Segment Start: The data
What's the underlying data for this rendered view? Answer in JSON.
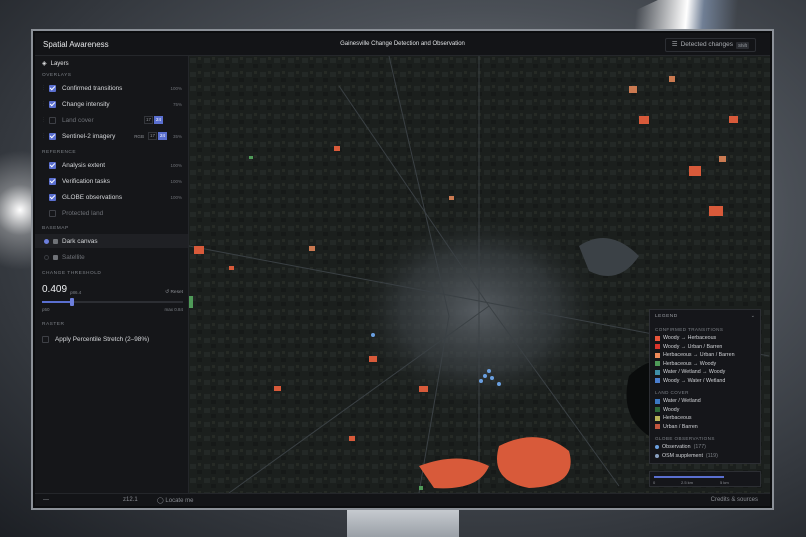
{
  "app": {
    "brand": "Spatial Awareness",
    "map_title": "Gainesville Change Detection and Observation",
    "detected_changes": {
      "label": "Detected changes",
      "shortcut": "Shift"
    }
  },
  "sidebar": {
    "header": "Layers",
    "overlays_title": "OVERLAYS",
    "overlays": [
      {
        "label": "Confirmed transitions",
        "checked": true,
        "pct": "100%"
      },
      {
        "label": "Change intensity",
        "checked": true,
        "pct": "75%"
      },
      {
        "label": "Land cover",
        "checked": false,
        "years": [
          "17",
          "24"
        ]
      },
      {
        "label": "Sentinel-2 imagery",
        "checked": true,
        "mode": "RGB",
        "years": [
          "17",
          "24"
        ],
        "pct": "35%"
      }
    ],
    "reference_title": "REFERENCE",
    "reference": [
      {
        "label": "Analysis extent",
        "checked": true,
        "pct": "100%"
      },
      {
        "label": "Verification tasks",
        "checked": true,
        "pct": "100%"
      },
      {
        "label": "GLOBE observations",
        "checked": true,
        "pct": "100%"
      },
      {
        "label": "Protected land",
        "checked": false,
        "pct": ""
      }
    ],
    "basemap_title": "BASEMAP",
    "basemaps": [
      {
        "label": "Dark canvas",
        "selected": true
      },
      {
        "label": "Satellite",
        "selected": false
      }
    ],
    "threshold_title": "CHANGE THRESHOLD",
    "threshold": {
      "value": "0.409",
      "sub": "p86.4",
      "reset": "Reset",
      "min": "p50",
      "max": "max 0.84",
      "fraction": 0.21
    },
    "raster_title": "RASTER",
    "raster_option": "Apply Percentile Stretch (2–98%)"
  },
  "legend": {
    "title": "LEGEND",
    "transitions_title": "CONFIRMED TRANSITIONS",
    "transitions": [
      {
        "label": "Woody → Herbaceous",
        "color": "#e8553a"
      },
      {
        "label": "Woody → Urban / Barren",
        "color": "#d9342b"
      },
      {
        "label": "Herbaceous → Urban / Barren",
        "color": "#f08a5a"
      },
      {
        "label": "Herbaceous → Woody",
        "color": "#4f9a58"
      },
      {
        "label": "Water / Wetland → Woody",
        "color": "#3f8fa8"
      },
      {
        "label": "Woody → Water / Wetland",
        "color": "#4a7fd0"
      }
    ],
    "landcover_title": "LAND COVER",
    "landcover": [
      {
        "label": "Water / Wetland",
        "color": "#3b78c4"
      },
      {
        "label": "Woody",
        "color": "#2f6b3a"
      },
      {
        "label": "Herbaceous",
        "color": "#b9b45a"
      },
      {
        "label": "Urban / Barren",
        "color": "#c1553e"
      }
    ],
    "globe_title": "GLOBE OBSERVATIONS",
    "globe": [
      {
        "label": "Observation",
        "count": "(177)",
        "color": "#6a9fe0"
      },
      {
        "label": "OSM supplement",
        "count": "(119)",
        "color": "#8aa0c0"
      }
    ]
  },
  "scale": {
    "start": "0",
    "mid": "2.5 km",
    "end": "5 km"
  },
  "bottom": {
    "collapse": "—",
    "zoom": "z12.1",
    "locate": "Locate me",
    "credits": "Credits & sources"
  }
}
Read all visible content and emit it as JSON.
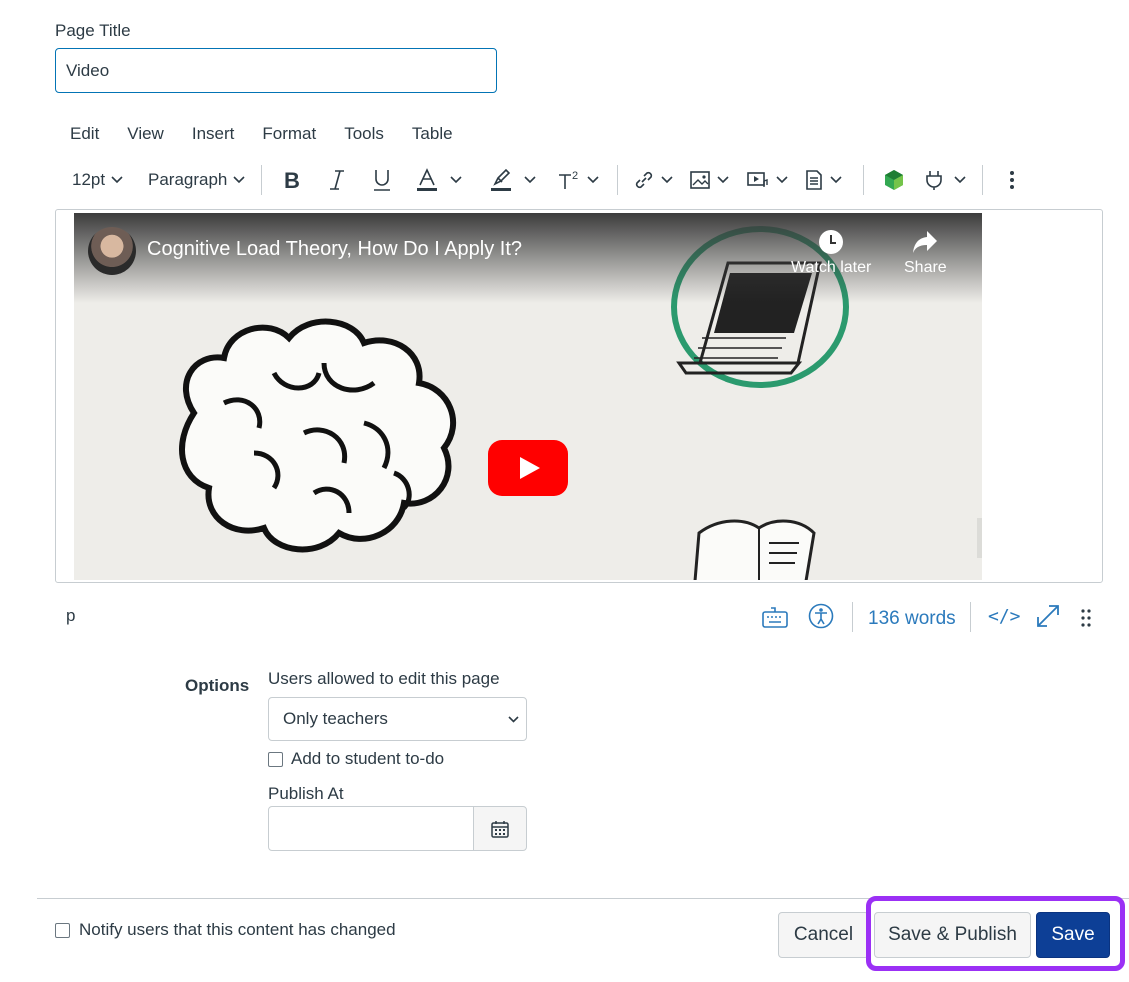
{
  "page_title": {
    "label": "Page Title",
    "value": "Video"
  },
  "menubar": [
    "Edit",
    "View",
    "Insert",
    "Format",
    "Tools",
    "Table"
  ],
  "toolbar": {
    "font_size": "12pt",
    "block_format": "Paragraph"
  },
  "video": {
    "title": "Cognitive Load Theory, How Do I Apply It?",
    "watch_later": "Watch later",
    "share": "Share"
  },
  "statusbar": {
    "path": "p",
    "word_count": "136 words",
    "html_toggle": "</>"
  },
  "options": {
    "label": "Options",
    "edit_permission_label": "Users allowed to edit this page",
    "edit_permission_value": "Only teachers",
    "todo_label": "Add to student to-do",
    "todo_checked": false,
    "publish_at_label": "Publish At",
    "publish_at_value": ""
  },
  "footer": {
    "notify_label": "Notify users that this content has changed",
    "notify_checked": false,
    "cancel_label": "Cancel",
    "save_publish_label": "Save & Publish",
    "save_label": "Save"
  },
  "colors": {
    "primary_button": "#0d3f96",
    "focus_border": "#0374b5",
    "highlight_outline": "#9b30f5",
    "link_blue": "#2b7abc"
  }
}
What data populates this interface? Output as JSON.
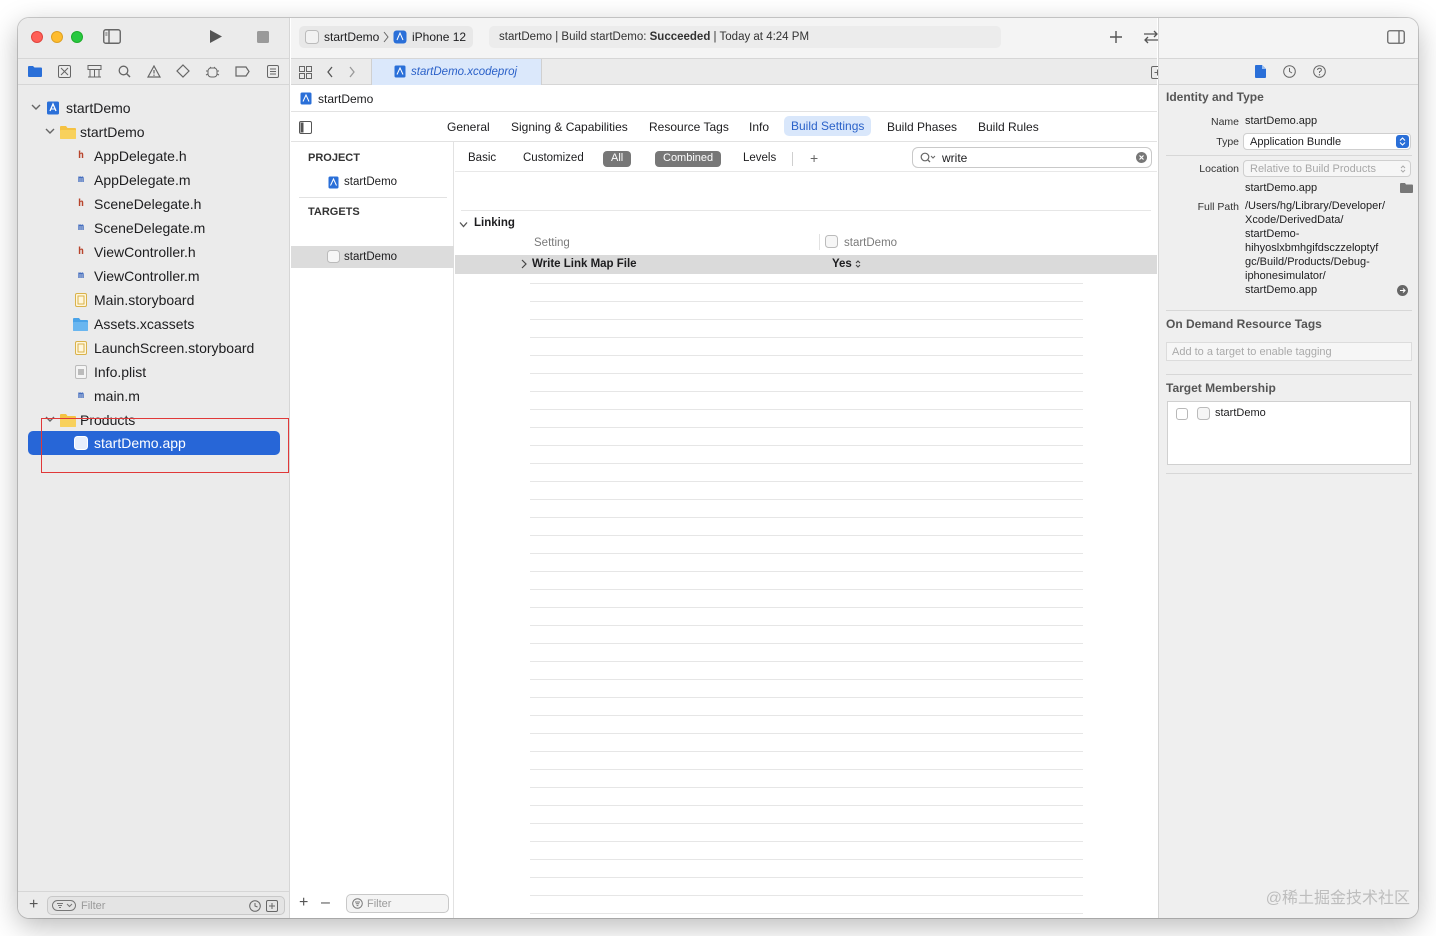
{
  "colors": {
    "selection": "#2766d7",
    "highlight_box": "#e03838",
    "accent": "#2a62c9"
  },
  "navigator": {
    "tree": [
      {
        "label": "startDemo",
        "icon": "xcodeproj-icon",
        "depth": 0,
        "disclosure": "expanded"
      },
      {
        "label": "startDemo",
        "icon": "folder-icon",
        "depth": 1,
        "disclosure": "expanded"
      },
      {
        "label": "AppDelegate.h",
        "icon": "h",
        "depth": 2
      },
      {
        "label": "AppDelegate.m",
        "icon": "m",
        "depth": 2
      },
      {
        "label": "SceneDelegate.h",
        "icon": "h",
        "depth": 2
      },
      {
        "label": "SceneDelegate.m",
        "icon": "m",
        "depth": 2
      },
      {
        "label": "ViewController.h",
        "icon": "h",
        "depth": 2
      },
      {
        "label": "ViewController.m",
        "icon": "m",
        "depth": 2
      },
      {
        "label": "Main.storyboard",
        "icon": "storyboard-icon",
        "depth": 2
      },
      {
        "label": "Assets.xcassets",
        "icon": "assets-icon",
        "depth": 2
      },
      {
        "label": "LaunchScreen.storyboard",
        "icon": "storyboard-icon",
        "depth": 2
      },
      {
        "label": "Info.plist",
        "icon": "plist-icon",
        "depth": 2
      },
      {
        "label": "main.m",
        "icon": "m",
        "depth": 2
      },
      {
        "label": "Products",
        "icon": "folder-icon",
        "depth": 1,
        "disclosure": "expanded"
      },
      {
        "label": "startDemo.app",
        "icon": "app-icon",
        "depth": 2,
        "selected": true
      }
    ],
    "filter_placeholder": "Filter"
  },
  "toolbar": {
    "scheme": "startDemo",
    "device": "iPhone 12",
    "status_prefix": "startDemo | Build startDemo: ",
    "status_bold": "Succeeded",
    "status_suffix": " | Today at 4:24 PM"
  },
  "editor": {
    "tab_title": "startDemo.xcodeproj",
    "jump_bar": "startDemo",
    "tabs": [
      "General",
      "Signing & Capabilities",
      "Resource Tags",
      "Info",
      "Build Settings",
      "Build Phases",
      "Build Rules"
    ],
    "selected_tab": "Build Settings",
    "project_header": "PROJECT",
    "project_item": "startDemo",
    "targets_header": "TARGETS",
    "target_item": "startDemo",
    "filter_placeholder": "Filter",
    "build_settings": {
      "basic": "Basic",
      "customized": "Customized",
      "all": "All",
      "combined": "Combined",
      "levels": "Levels",
      "add": "+",
      "search_value": "write",
      "group": "Linking",
      "col_setting": "Setting",
      "col_target": "startDemo",
      "row_name": "Write Link Map File",
      "row_value": "Yes"
    }
  },
  "inspector": {
    "identity_title": "Identity and Type",
    "name_label": "Name",
    "name_value": "startDemo.app",
    "type_label": "Type",
    "type_value": "Application Bundle",
    "location_label": "Location",
    "location_value": "Relative to Build Products",
    "location_file": "startDemo.app",
    "fullpath_label": "Full Path",
    "fullpath_lines": [
      "/Users/hg/Library/Developer/",
      "Xcode/DerivedData/",
      "startDemo-",
      "hihyoslxbmhgifdsczzeloptyf",
      "gc/Build/Products/Debug-",
      "iphonesimulator/",
      "startDemo.app"
    ],
    "odr_title": "On Demand Resource Tags",
    "odr_placeholder": "Add to a target to enable tagging",
    "membership_title": "Target Membership",
    "membership_target": "startDemo"
  },
  "watermark": "@稀土掘金技术社区"
}
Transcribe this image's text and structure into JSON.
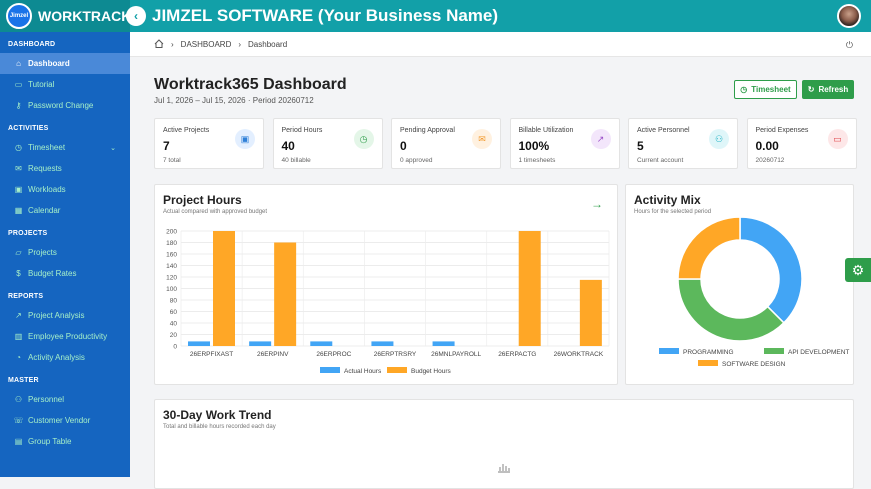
{
  "header": {
    "logo_text": "Jimzel",
    "brand": "WORKTRACK365",
    "company": "JIMZEL SOFTWARE (Your Business Name)"
  },
  "sidebar": {
    "sections": [
      {
        "title": "DASHBOARD",
        "items": [
          {
            "label": "Dashboard",
            "icon": "home-icon",
            "active": true
          },
          {
            "label": "Tutorial",
            "icon": "monitor-icon"
          },
          {
            "label": "Password Change",
            "icon": "key-icon"
          }
        ]
      },
      {
        "title": "ACTIVITIES",
        "items": [
          {
            "label": "Timesheet",
            "icon": "clock-icon",
            "chevron": true
          },
          {
            "label": "Requests",
            "icon": "inbox-icon"
          },
          {
            "label": "Workloads",
            "icon": "briefcase-icon"
          },
          {
            "label": "Calendar",
            "icon": "calendar-icon"
          }
        ]
      },
      {
        "title": "PROJECTS",
        "items": [
          {
            "label": "Projects",
            "icon": "folder-icon"
          },
          {
            "label": "Budget Rates",
            "icon": "dollar-icon"
          }
        ]
      },
      {
        "title": "REPORTS",
        "items": [
          {
            "label": "Project Analysis",
            "icon": "trend-icon"
          },
          {
            "label": "Employee Productivity",
            "icon": "bar-icon"
          },
          {
            "label": "Activity Analysis",
            "icon": "pie-icon"
          }
        ]
      },
      {
        "title": "MASTER",
        "items": [
          {
            "label": "Personnel",
            "icon": "users-icon"
          },
          {
            "label": "Customer Vendor",
            "icon": "contact-icon"
          },
          {
            "label": "Group Table",
            "icon": "table-icon"
          }
        ]
      }
    ]
  },
  "breadcrumb": {
    "root": "DASHBOARD",
    "current": "Dashboard"
  },
  "page": {
    "title": "Worktrack365 Dashboard",
    "subtitle": "Jul 1, 2026 – Jul 15, 2026 · Period 20260712",
    "timesheet_label": "Timesheet",
    "refresh_label": "Refresh"
  },
  "cards": [
    {
      "label": "Active Projects",
      "value": "7",
      "sub": "7 total",
      "icon": "briefcase-icon",
      "color": "#2f80d8",
      "bg": "#e3efff"
    },
    {
      "label": "Period Hours",
      "value": "40",
      "sub": "40 billable",
      "icon": "clock-icon",
      "color": "#2e9d4a",
      "bg": "#e4f6e8"
    },
    {
      "label": "Pending Approval",
      "value": "0",
      "sub": "0 approved",
      "icon": "inbox-icon",
      "color": "#f29a2e",
      "bg": "#fff1e0"
    },
    {
      "label": "Billable Utilization",
      "value": "100%",
      "sub": "1 timesheets",
      "icon": "chart-icon",
      "color": "#9b4fc8",
      "bg": "#f3e6fb"
    },
    {
      "label": "Active Personnel",
      "value": "5",
      "sub": "Current account",
      "icon": "users-icon",
      "color": "#1fb2c4",
      "bg": "#dff6f9"
    },
    {
      "label": "Period Expenses",
      "value": "0.00",
      "sub": "20260712",
      "icon": "wallet-icon",
      "color": "#e0474c",
      "bg": "#fde7e8"
    }
  ],
  "project_hours": {
    "title": "Project Hours",
    "subtitle": "Actual compared with approved budget"
  },
  "activity_mix": {
    "title": "Activity Mix",
    "subtitle": "Hours for the selected period"
  },
  "trend": {
    "title": "30-Day Work Trend",
    "subtitle": "Total and billable hours recorded each day"
  },
  "chart_data": [
    {
      "type": "bar",
      "categories": [
        "26ERPFIXAST",
        "26ERPINV",
        "26ERPROC",
        "26ERPTRSRY",
        "26MNLPAYROLL",
        "26ERPACTG",
        "26WORKTRACK"
      ],
      "series": [
        {
          "name": "Actual Hours",
          "color": "#42a5f5",
          "values": [
            8,
            8,
            8,
            8,
            8,
            0,
            0
          ]
        },
        {
          "name": "Budget Hours",
          "color": "#ffa726",
          "values": [
            200,
            180,
            0,
            0,
            0,
            200,
            115
          ]
        }
      ],
      "ylim": [
        0,
        200
      ],
      "yticks": [
        0,
        20,
        40,
        60,
        80,
        100,
        120,
        140,
        160,
        180,
        200
      ],
      "grid": true,
      "legend": "bottom"
    },
    {
      "type": "pie",
      "donut": true,
      "labels": [
        "PROGRAMMING",
        "API DEVELOPMENT",
        "SOFTWARE DESIGN"
      ],
      "values": [
        37.5,
        37.5,
        25
      ],
      "colors": [
        "#42a5f5",
        "#5cb85c",
        "#ffa726"
      ],
      "legend": "bottom"
    }
  ]
}
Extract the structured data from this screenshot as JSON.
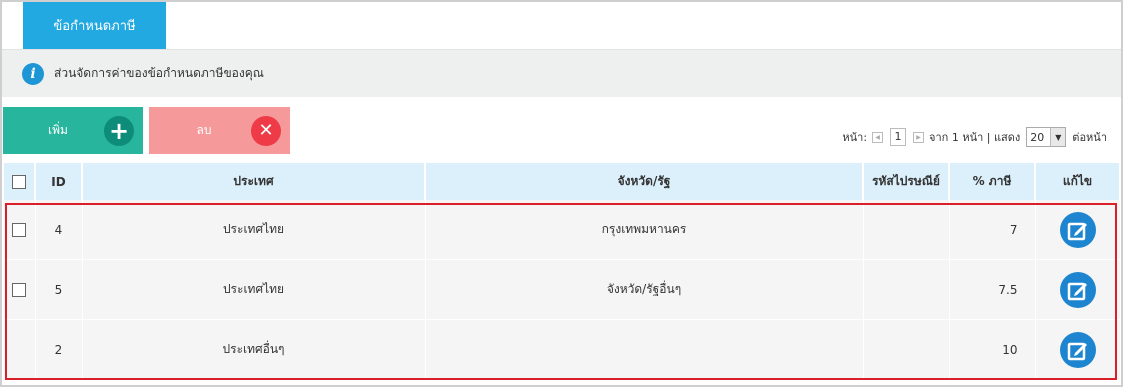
{
  "tab": {
    "label": "ข้อกำหนดภาษี"
  },
  "info": {
    "text": "ส่วนจัดการค่าของข้อกำหนดภาษีของคุณ"
  },
  "buttons": {
    "add": "เพิ่ม",
    "delete": "ลบ"
  },
  "pagination": {
    "page_label": "หน้า:",
    "current_page": "1",
    "of_text": "จาก 1 หน้า | แสดง",
    "per_page": "20",
    "per_page_suffix": "ต่อหน้า"
  },
  "table": {
    "headers": {
      "id": "ID",
      "country": "ประเทศ",
      "province": "จังหวัด/รัฐ",
      "postal": "รหัสไปรษณีย์",
      "tax": "% ภาษี",
      "edit": "แก้ไข"
    },
    "rows": [
      {
        "id": "4",
        "country": "ประเทศไทย",
        "province": "กรุงเทพมหานคร",
        "postal": "",
        "tax": "7"
      },
      {
        "id": "5",
        "country": "ประเทศไทย",
        "province": "จังหวัด/รัฐอื่นๆ",
        "postal": "",
        "tax": "7.5"
      },
      {
        "id": "2",
        "country": "ประเทศอื่นๆ",
        "province": "",
        "postal": "",
        "tax": "10"
      }
    ]
  },
  "colors": {
    "tab": "#22a9e1",
    "add": "#27b59e",
    "delete": "#f5999a",
    "header": "#dcf0fb",
    "highlight": "#d9202a",
    "edit": "#1d84cf"
  }
}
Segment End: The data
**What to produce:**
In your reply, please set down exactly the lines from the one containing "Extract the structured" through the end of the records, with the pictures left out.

**Written answer:**
Extract the structured data from this screenshot as JSON.
{
  "tab": {
    "label": "ข้อกำหนดภาษี"
  },
  "info": {
    "text": "ส่วนจัดการค่าของข้อกำหนดภาษีของคุณ"
  },
  "buttons": {
    "add": "เพิ่ม",
    "delete": "ลบ"
  },
  "pagination": {
    "page_label": "หน้า:",
    "current_page": "1",
    "of_text": "จาก 1 หน้า | แสดง",
    "per_page": "20",
    "per_page_suffix": "ต่อหน้า"
  },
  "table": {
    "headers": {
      "id": "ID",
      "country": "ประเทศ",
      "province": "จังหวัด/รัฐ",
      "postal": "รหัสไปรษณีย์",
      "tax": "% ภาษี",
      "edit": "แก้ไข"
    },
    "rows": [
      {
        "id": "4",
        "country": "ประเทศไทย",
        "province": "กรุงเทพมหานคร",
        "postal": "",
        "tax": "7"
      },
      {
        "id": "5",
        "country": "ประเทศไทย",
        "province": "จังหวัด/รัฐอื่นๆ",
        "postal": "",
        "tax": "7.5"
      },
      {
        "id": "2",
        "country": "ประเทศอื่นๆ",
        "province": "",
        "postal": "",
        "tax": "10"
      }
    ]
  },
  "colors": {
    "tab": "#22a9e1",
    "add": "#27b59e",
    "delete": "#f5999a",
    "header": "#dcf0fb",
    "highlight": "#d9202a",
    "edit": "#1d84cf"
  }
}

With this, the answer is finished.